Sometimes, we do not feel like doing Mitzvos. We may not be in the mood to Daven, make Brachos, set aside time to learn, or even to celebrate certain holidays. Sometimes, we do not even feel worthy of that connection – perhaps we feel Tamei, impure. And yet, the Eish Tamid was lit even in a state of impurity. Sometimes, we may find that we only truly want to engage in the Karban-level activities of Jewish life – the major holidays, big gatherings or rare, inspiring spiritual experiences – and we have less patience or emotional bandwidth for the day to day practice of Judaism. And yet, as the Netziv notes, the Eish Tamid was not meant to only stay lit when Karbanos were being brought. So, too, we must find ways to remain spiritually engaged and keep the flames of our souls ignited even in the absence of large scale religious experiences.
As Purim fades in our rearview mirror, it may be tempting to take a break from spirituality until the next major event, namely Pesach. With the joy and excitement of Purim behind us, we may not feel like engaging in the more mundane daily Mitzvos in which we are obligated. And yet, it is precisely when we are struggling to decrease mood dependent behavior that we must be sure to have consistency and constancy, finding ways to fuel the flames of spiritual growth and connection even we are not “feeling it.”
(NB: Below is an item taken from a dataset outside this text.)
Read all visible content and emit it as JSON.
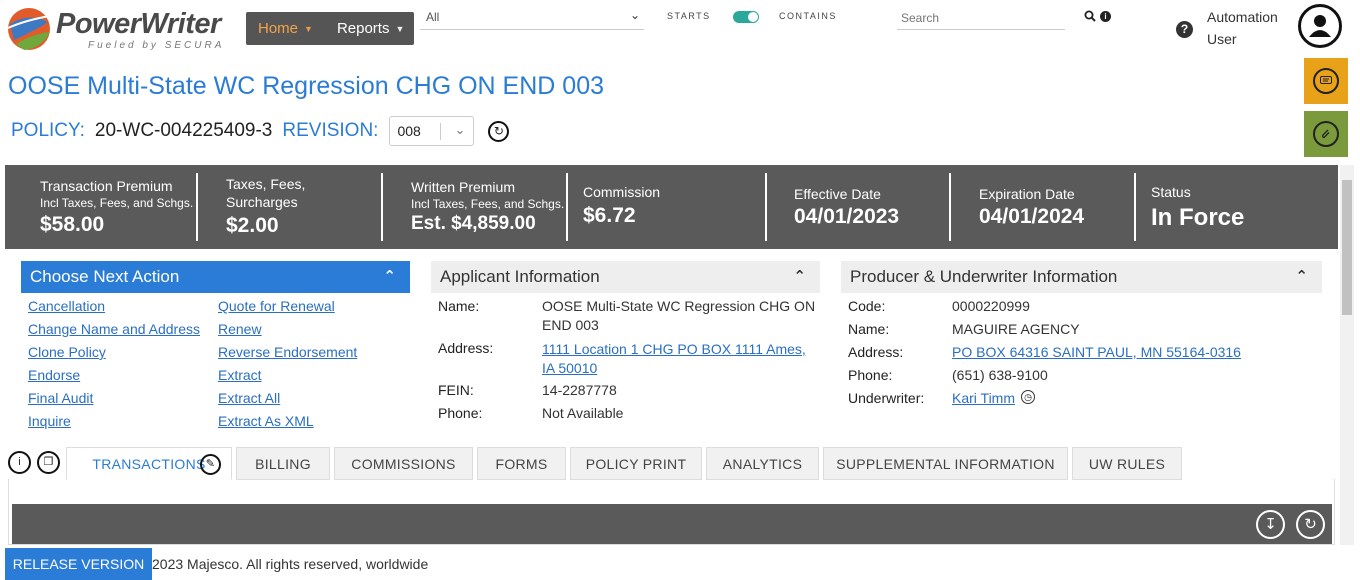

This week, consider what you can do or schedule in to increase or enhance your emotional and spiritual well-being. What are some things (specific Mitzvos or even just daily life activities) that you can be doing but have been struggling to do because you may just not be emotionally connected to those behaviors? Whether scheduling in positive activities or choosing one Mitzvah to add to your daily routine, tap into the power of the eternal fire of the Mizbeiach, and ensure that the inner light of your soul that seeks to guide you can never, ever go out.